In trying to concoct my assessment of "The X-Files: I Want to Believe," I couldn't help but - fairly or not - compare it to "The Simpsons Movie" of 2007.
And, if you bear with me, I think my reasoning is fairly valid. Rather than one of the slew of '60s TV shows that have been "adapted" with none of the original creators involved, these are both actually made by the folks who came up with the concept in the first place (imagine that!) And they both indeed have the feeling of a single episode of the series stretched out to fill about two hours in your local multiplex.
But whereas "The Simpsons Movie" used all the show's best writers and voice cast to produce something better than the show has been in many, many years, what writer-director Chris Carter and writer Frank Spotnitz have come up with for this second "X-Files" movie is more like an average-at-best episode from the late '90s, before Annabeth Gish and Robert Patrick arrived to steer the show completely off the track, but after it had lost a lot of it's geek-cool edge.
The plot starts out on a promising note with a truly creepy Billy Connolly (if you've somehow managed to miss any images of him in this role, you may not even know who it is) in the role of a pedophile priest who has psychic visions about a case involving the disappearance of a female FBI agent. I'll try not to tell you too much more about the plot, but of course, former agent Scully (Gillian Anderson) is called upon to track down fellow former agent Mulder (David Duchovny.) And, the best thing about this "X-Files" flick is that Anderson and Duchovny still work great together as a team. They fall naturally into the roles of believer and skeptic and make it a welcome return for all their fans.
The problem, however, is that the case they're called in to help with - while suitably creepy enough for a "X-Files" episode - isn't nearly enough to fill a nearly two-hour movie. It's never terribly suspenseful, and a hackneyed attempt to tie it to the medical career Scully has pursued since leaving the FBI just falls flat.
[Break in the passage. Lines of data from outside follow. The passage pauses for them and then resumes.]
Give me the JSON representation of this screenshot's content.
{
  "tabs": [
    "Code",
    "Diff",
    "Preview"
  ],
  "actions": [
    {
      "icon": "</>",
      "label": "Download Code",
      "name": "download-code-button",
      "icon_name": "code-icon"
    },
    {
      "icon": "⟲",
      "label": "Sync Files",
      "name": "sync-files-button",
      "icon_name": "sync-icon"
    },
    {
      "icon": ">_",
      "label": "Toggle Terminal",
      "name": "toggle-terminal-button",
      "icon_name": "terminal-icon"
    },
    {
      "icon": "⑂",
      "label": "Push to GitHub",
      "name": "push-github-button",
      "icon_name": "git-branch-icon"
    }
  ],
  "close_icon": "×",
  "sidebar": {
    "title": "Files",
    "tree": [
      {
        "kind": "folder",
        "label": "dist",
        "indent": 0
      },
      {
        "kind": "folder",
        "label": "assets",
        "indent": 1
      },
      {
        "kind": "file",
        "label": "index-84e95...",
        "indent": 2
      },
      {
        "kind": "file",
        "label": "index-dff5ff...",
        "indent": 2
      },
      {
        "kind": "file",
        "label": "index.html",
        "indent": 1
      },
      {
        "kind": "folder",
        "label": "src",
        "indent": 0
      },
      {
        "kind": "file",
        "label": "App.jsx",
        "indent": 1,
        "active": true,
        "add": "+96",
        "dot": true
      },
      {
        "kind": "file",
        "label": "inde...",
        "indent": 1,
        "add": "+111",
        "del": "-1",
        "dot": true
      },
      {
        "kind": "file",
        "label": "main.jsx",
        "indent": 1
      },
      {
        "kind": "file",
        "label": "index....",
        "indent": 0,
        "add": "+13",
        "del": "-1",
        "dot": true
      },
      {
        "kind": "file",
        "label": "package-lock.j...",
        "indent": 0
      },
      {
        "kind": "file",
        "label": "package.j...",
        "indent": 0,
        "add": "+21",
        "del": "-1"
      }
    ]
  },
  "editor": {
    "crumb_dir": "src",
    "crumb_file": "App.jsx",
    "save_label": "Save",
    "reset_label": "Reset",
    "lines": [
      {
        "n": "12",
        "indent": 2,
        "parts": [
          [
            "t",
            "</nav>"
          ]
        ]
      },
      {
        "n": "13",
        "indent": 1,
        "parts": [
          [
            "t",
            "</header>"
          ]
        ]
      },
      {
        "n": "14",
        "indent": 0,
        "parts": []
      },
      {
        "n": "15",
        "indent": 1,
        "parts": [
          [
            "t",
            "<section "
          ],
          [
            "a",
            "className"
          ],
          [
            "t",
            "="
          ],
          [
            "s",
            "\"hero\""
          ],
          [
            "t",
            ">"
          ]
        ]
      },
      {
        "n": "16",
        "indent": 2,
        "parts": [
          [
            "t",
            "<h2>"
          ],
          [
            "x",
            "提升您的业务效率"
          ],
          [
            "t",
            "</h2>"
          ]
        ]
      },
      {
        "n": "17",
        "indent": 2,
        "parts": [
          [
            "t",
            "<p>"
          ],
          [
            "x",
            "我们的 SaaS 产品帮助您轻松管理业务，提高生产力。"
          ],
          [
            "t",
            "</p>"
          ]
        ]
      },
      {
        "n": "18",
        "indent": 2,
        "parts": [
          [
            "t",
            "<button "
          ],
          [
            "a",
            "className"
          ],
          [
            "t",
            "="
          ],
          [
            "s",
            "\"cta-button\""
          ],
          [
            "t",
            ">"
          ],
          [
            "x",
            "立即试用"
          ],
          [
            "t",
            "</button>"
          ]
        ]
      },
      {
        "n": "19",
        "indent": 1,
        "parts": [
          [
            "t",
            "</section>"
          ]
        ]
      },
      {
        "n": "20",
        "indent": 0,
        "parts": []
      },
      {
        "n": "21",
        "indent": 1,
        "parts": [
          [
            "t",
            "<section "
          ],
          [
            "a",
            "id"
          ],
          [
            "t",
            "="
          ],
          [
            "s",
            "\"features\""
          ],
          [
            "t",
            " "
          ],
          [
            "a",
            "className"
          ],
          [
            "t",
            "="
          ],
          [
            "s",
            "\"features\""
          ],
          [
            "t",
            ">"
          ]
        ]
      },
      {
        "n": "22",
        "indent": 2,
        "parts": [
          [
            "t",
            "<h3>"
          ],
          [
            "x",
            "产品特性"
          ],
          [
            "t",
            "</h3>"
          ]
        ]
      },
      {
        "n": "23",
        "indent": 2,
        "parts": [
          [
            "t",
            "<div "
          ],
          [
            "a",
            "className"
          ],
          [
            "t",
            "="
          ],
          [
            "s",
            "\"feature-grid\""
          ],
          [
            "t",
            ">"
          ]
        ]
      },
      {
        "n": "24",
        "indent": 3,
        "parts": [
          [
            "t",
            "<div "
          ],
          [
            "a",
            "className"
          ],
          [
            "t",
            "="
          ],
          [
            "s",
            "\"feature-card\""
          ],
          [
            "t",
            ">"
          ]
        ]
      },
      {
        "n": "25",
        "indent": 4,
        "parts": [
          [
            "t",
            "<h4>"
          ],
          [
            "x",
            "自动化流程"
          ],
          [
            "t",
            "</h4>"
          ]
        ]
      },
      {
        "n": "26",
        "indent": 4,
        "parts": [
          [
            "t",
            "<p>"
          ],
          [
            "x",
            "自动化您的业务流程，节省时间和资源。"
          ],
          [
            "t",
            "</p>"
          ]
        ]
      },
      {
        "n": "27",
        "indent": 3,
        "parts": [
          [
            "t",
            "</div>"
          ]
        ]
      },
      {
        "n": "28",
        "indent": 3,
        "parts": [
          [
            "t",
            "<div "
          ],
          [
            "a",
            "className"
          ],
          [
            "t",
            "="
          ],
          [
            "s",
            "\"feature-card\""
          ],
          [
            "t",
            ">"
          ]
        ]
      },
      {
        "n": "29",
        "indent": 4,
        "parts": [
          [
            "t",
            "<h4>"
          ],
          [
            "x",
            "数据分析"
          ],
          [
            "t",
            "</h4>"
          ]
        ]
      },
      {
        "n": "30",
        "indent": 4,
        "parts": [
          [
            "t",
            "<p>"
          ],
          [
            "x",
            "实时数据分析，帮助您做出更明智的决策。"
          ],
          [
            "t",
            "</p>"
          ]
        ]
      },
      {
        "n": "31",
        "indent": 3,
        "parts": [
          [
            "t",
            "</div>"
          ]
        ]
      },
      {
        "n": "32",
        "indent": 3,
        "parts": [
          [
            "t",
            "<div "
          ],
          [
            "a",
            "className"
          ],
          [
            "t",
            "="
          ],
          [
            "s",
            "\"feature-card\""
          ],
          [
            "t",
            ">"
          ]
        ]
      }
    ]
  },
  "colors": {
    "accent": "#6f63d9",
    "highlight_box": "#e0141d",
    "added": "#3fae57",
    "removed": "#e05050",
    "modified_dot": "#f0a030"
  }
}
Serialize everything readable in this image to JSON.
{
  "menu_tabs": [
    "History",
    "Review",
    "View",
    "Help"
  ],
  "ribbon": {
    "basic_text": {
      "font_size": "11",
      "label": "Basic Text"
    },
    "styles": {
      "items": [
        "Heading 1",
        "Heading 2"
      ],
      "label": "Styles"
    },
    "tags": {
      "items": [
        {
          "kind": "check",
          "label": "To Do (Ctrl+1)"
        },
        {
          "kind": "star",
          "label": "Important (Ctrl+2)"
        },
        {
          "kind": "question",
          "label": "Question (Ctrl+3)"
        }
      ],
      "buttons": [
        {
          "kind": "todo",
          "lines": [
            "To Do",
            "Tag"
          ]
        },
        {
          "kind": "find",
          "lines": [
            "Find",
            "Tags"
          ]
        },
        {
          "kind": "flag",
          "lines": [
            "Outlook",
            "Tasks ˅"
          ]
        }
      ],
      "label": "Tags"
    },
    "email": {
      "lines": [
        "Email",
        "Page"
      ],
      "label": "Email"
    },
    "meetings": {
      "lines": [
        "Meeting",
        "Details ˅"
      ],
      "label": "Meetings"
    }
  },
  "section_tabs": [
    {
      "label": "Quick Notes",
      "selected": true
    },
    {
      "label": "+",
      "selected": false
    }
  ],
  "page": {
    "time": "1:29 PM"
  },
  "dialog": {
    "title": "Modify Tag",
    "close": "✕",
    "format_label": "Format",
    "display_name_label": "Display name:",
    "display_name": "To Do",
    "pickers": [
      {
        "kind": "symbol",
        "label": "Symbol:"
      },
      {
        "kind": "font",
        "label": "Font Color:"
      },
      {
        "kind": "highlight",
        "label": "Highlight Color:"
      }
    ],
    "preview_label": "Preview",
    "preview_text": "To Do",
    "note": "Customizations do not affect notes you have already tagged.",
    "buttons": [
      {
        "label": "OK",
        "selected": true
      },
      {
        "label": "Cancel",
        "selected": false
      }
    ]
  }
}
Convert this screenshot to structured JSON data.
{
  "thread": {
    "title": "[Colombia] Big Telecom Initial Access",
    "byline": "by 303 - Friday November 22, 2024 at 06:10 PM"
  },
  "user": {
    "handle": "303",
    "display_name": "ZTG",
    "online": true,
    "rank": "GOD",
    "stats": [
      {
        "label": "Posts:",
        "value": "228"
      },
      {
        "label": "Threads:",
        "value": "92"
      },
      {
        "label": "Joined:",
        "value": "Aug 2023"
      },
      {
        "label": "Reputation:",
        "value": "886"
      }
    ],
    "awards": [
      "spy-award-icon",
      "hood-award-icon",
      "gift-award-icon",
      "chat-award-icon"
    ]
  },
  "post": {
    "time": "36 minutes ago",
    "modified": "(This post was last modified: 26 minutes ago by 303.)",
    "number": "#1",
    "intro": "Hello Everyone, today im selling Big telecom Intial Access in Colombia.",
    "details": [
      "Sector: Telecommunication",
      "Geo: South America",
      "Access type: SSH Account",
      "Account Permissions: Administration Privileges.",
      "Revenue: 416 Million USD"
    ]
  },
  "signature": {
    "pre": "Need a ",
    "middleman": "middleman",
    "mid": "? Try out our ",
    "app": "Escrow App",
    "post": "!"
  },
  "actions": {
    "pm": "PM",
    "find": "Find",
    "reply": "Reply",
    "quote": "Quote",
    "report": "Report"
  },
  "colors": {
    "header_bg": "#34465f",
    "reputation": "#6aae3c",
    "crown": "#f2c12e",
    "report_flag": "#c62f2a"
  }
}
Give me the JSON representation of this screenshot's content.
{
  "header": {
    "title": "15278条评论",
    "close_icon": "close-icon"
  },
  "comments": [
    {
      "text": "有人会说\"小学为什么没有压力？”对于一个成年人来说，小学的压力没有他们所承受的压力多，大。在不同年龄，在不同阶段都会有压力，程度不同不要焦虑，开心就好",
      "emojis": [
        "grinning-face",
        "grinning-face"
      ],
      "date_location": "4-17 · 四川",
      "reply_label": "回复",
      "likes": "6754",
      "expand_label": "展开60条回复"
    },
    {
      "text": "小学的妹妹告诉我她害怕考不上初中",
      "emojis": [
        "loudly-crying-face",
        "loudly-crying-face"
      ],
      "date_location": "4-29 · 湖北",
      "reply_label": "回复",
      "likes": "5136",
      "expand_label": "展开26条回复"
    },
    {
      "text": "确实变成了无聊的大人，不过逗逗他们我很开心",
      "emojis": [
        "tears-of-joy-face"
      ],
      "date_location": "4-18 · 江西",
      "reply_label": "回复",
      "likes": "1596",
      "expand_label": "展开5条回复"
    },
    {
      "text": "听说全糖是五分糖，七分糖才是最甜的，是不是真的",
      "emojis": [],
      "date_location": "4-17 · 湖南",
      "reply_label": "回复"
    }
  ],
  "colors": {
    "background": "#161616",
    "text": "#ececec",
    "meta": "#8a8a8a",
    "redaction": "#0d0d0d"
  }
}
In the supporting cast, Callum Keith Renee of "Battlestar Galactic" fame makes the most of his role as the "2nd abductor," but to tell you any more than that would just spoil things too much. It's with the FBI agents that have followed in Mulder and Scully's footsteps, however, that Carter and Spotnitz really missed the mark. They try to reverse the believer/skeptic vibe that Mulder and Scully used to make the show work for so many years, but while the reliable Amanda Peet comes across earnest enough as the believer, rapper and car pimper Xzibit just looks angry about having to be there at all as his sole facial expression through the whole affair. There are definitely some rappers who can act - Mos Def chief among them - but you, my friend, certainly are not yet one of them.
So, the bottom line is if you liked the show, there's enough fun touches - including a late cameo from one of the series regulars that will just make you smile - to make this fitfully enjoyable, but really not enough to justify it as more than a rental for even the most diehard fans. And, according to the box-office projection I saw, not even enough to lift this to any better than a fourth-place finish behind, in reverse order, "Step Brothers" (which I might see today), "Mamma Mia!" and - of course still on top - "The Dark Knight." Not a terrible movie by any stretch, but still more than a bit of a letdown. Peace out.